42Interventions Stage II, III, IV Moderate ExudateGOALS:Minimize dressing changesMaintain moist environmentPrevent infectionPrevent additional skin breakdownTREATMENTS:Preferred Agents:Hydrofiber (Aquacel)Hydrocolloid (DuoDERM Signal)Follow product guidelines for frequency of dressing changeRefer to page 13 of the guidelinesReview slideAgain the preferred agents are listed here, there are 2nd and 3rd line agents in the guidelines.Take note that the recommended frequency of dressing change for Aquacel is 5-7 days & prn, Duoderm Signal is changed every 3-7 days.Again it is important to follow the guidelines for the frequency of dressing changes for these products.

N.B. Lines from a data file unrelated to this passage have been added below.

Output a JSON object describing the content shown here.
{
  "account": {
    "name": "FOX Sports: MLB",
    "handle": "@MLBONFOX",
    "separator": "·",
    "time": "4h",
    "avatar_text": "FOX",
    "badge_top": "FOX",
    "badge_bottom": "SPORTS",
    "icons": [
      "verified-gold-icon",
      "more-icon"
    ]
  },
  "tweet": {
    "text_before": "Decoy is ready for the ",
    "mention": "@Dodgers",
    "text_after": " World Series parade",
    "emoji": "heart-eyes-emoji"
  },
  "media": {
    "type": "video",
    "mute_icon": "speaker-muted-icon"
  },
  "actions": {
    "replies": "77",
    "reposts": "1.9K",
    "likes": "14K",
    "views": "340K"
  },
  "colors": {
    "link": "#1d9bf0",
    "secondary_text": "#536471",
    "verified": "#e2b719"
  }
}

43Interventions Stage II, III, IV Copious ExudateGOALS:Minimize dressing changesManage ExudatePrevent infectionPrevent additional skin breakdownTREATMENTS:Preferred Agents:Hydrofiber (Aquacel)Hydrocolloid (DuoDERM Signal)Follow product guidelines for frequency of dressing changeRefer to page 14 in GuidelinesThese preferred agents remain the same as with moderate exudate.Pleas note that the frequency for dressing change on a copious wound will be more frequent, usually 3-7 days. Always remember to follow the product guidelines.
44Interventions Infected Wounds… Diagnosis of wound infection:Swab Cultures not recommendedBased on clinical signs (fever, increased pain, friable granulation tissue, foul odor)Tissue culture or biopsy is not optimal for the hospice patient.Treatments:Preferred agents:Hydrofiber (Aquacel Ag)Silvadene ointment and non-sterile gauzeDO NOT USE:Providine IodineIodophorDakin’s solutionHydrogen peroxideAcetic AcidThe current thinking suggests that wound infection should be diagnosed primarily on the basis of clinical signs (fever, increased pain, friable granulation tissue, foul odor).Necrotic tissue is not necessarily a sign of infection; however necrotic tissue does support microorganism growth.For hospice patients who have a good potential for wound healing, it may be appropriate to utilize a two-week trial of a topical antibiotic to a wound with clinical symptoms suspicious of a local infection. Tissue culture or biopsy would not be optimal for a hospice patient. The antibiotic selected should be effective against gram-negative, gram-positive, and anaerobic organisms.Appropriate topical antibiotic choices include Triple Antibiotic or silver sulfadiazine. Oral antibiotics are not indicated unless the wound is clearly infected.The preferred agents for an infected wound are: Review preferred agentsAvoid the use of antiseptics such as providone iodine, iodophor, Dakin’s solution, hydrogen peroxide, and acetic acid. These agents have been shown to be cytotoxic to granulation tissue and can actually delay the healing process. These solutions are also drying agents and a moist wound environment is necessary for healing. The constant application of an anti-microbial agent is not necessary to produce wound healing or avoid infection. These products should be used under careful direction of a wound care physician.Remember that tissue culture or biopsy is not optimal for the hospice patient.